Fancy a game of ping pong with your pizza? Then it’s game on at Bounce, which serves up 10 smoking hot offerings with superior Italian toppings, including pork and fennel with plum tomatoes and buffalo mozzarella, or smoked mozzarella with roasted garlic and rocket. Beware: cocktails such as ‘wiff waff’ (a mixture of gin, Earl Grey tea, lemon, cucumber and tonic) could see your form slide…
The first restaurant to recognise the potential for Brixton Market’s gentrification, Franco Manca serves a short-but-sweet menu of organic toppings on sourdough bases. Don’t expect a genteel dining experience, and be prepared to queue for the privilege of this pizza.
Still looking as box-fresh as the day it opened, Mulberry Street is a high-end Manhattan-esque pizzeria named after the main drag in NYC’s Little Italy. Expect giant pizza pies with classy toppings from taleggio to truffles, perhaps washed down with one of the Champagnes on the wine list.

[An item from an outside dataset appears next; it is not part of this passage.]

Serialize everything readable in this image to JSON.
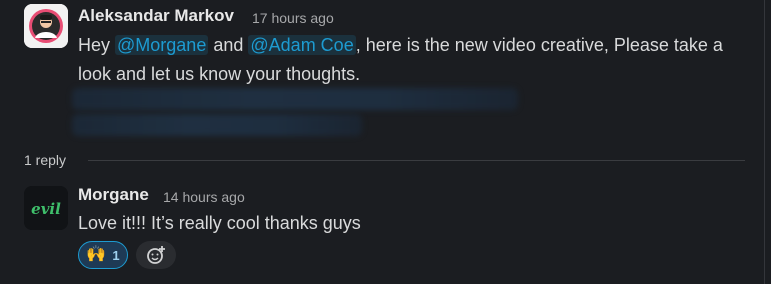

Unbelievably, delivery by chauffeur is also available.
A charming, unpretentious Italian (and former pub), The Oak was one of the first restaurants in London to install a traditional wood-fired oven, which turns out ‘always great’ pizzas, according to our readers, at keen prices.
Slick service, inventive toppings and a casual vibe explain the popularity of Pizza East, especially with hipsters approaching middle age. The mini-chain currently numbers three branches – in smart W10, on-trend E1 and, more recently, charmingly scruffy Kentish Town (NW5).
Alan Yau's chic, light-filled, central-London venue serves pizzas fresh from its wood-fired ovens all day long, as well as sandwiches, patisserie, hot meals, freshly squeezed juices and wine and cocktails. Top Italian chef Francesco Mazzei developed the menu with Yau before Princi's launch, so pop in for a post-pub slice of the good life – toppings include bresaola with rocket, tuna with black olives, and coppa with cherry tomatoes.
This casual, buzzy venue, with its colourful abstract paintings, tiled pizza oven and fresh herbs on display, makes a mean pizza. All the ingredients are imported from Campania, whose capital Naples is the home of pizza.
The residents of this unassuming suburb must have been beside themselves with excitement when such a gem of a pizzeria opened in their neck of the woods in 2010. Deliciously chewy pizzas topped with fior di latte cheese are fired in the traditional oven at 400 degrees for 90 seconds – the true Neopolitan way. Note that the tiny dining room fills up quickly with connoisseurs – many of them Italian – so turning up on spec might involve a long wait with a few bottles of cold Italian beer. Trust us: it’s worth it. If Ealing is too much of a stretch, try the owners’ second venture, Sacro Cuore, In Kensal Green.
Setting out its stall with its name, Super Pizza is a mecca for hungry hipsters on Brick Lane. The restaurant makes a small batch of each variety, from prosciutto with honeyed figs, ricotta and rosemary to slow-roast porchetta with caramelised red onion and sage, which it sells by the slice.